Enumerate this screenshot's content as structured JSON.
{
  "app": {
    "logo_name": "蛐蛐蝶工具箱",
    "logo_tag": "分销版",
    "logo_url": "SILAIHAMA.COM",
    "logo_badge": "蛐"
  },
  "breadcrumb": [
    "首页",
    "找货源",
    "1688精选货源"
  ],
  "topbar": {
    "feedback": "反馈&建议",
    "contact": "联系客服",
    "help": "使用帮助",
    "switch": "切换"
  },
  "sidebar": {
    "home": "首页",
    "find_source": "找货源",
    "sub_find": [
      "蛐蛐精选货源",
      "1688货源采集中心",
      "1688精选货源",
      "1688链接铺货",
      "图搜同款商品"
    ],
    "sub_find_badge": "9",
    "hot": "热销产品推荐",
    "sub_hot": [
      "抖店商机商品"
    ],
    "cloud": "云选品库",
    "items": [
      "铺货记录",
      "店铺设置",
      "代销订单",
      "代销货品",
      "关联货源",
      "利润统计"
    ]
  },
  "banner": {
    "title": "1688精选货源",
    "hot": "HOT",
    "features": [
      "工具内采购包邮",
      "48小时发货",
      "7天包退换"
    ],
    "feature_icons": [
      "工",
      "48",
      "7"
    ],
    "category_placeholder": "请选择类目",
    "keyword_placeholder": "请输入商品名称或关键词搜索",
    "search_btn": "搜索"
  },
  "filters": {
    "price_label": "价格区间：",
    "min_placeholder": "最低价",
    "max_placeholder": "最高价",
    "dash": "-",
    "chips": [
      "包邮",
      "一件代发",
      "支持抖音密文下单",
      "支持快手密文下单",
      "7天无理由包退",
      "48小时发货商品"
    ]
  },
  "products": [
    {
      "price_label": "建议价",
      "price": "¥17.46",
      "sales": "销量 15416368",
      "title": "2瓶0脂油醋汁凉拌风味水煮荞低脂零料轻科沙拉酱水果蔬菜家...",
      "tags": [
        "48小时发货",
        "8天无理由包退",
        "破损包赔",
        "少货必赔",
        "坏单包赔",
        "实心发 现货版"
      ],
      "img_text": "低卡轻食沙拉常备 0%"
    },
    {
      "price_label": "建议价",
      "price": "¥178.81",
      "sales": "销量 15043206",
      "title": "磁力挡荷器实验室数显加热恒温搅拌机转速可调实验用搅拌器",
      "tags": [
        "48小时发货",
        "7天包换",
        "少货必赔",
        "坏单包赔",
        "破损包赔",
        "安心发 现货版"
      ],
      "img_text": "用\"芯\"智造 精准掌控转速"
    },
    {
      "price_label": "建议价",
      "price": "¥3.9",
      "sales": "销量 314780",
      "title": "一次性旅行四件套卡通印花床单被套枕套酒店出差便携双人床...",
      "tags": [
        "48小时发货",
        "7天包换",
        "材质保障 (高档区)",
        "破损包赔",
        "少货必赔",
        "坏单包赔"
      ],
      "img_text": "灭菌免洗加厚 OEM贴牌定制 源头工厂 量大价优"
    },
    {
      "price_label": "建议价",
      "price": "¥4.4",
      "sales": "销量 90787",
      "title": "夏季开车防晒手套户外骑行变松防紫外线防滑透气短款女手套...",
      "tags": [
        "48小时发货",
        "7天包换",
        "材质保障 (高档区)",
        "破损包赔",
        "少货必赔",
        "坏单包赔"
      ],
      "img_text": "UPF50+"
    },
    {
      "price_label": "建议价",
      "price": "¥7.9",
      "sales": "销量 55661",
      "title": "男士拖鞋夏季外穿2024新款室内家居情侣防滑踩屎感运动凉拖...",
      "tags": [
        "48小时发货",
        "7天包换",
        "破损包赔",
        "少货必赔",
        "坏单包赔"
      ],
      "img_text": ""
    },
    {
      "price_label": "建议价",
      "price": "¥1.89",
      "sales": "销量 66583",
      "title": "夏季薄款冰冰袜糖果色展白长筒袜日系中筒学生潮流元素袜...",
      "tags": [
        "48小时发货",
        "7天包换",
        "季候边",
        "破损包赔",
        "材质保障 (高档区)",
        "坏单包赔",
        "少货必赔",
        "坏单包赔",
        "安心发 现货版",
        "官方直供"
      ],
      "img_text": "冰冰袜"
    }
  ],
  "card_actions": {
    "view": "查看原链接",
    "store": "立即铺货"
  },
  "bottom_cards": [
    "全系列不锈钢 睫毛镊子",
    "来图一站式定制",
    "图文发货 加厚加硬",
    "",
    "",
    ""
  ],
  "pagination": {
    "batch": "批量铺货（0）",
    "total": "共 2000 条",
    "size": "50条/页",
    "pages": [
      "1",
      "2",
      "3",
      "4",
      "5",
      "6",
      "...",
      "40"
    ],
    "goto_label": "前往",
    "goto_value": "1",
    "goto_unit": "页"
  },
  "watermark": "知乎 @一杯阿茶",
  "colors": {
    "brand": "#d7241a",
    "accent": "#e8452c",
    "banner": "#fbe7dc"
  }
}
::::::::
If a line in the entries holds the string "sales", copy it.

→ **RESPONSE TO THE TASK**
      "sales": "销量 15416368",
      "sales": "销量 15043206",
      "sales": "销量 314780",
      "sales": "销量 90787",
      "sales": "销量 55661",
      "sales": "销量 66583",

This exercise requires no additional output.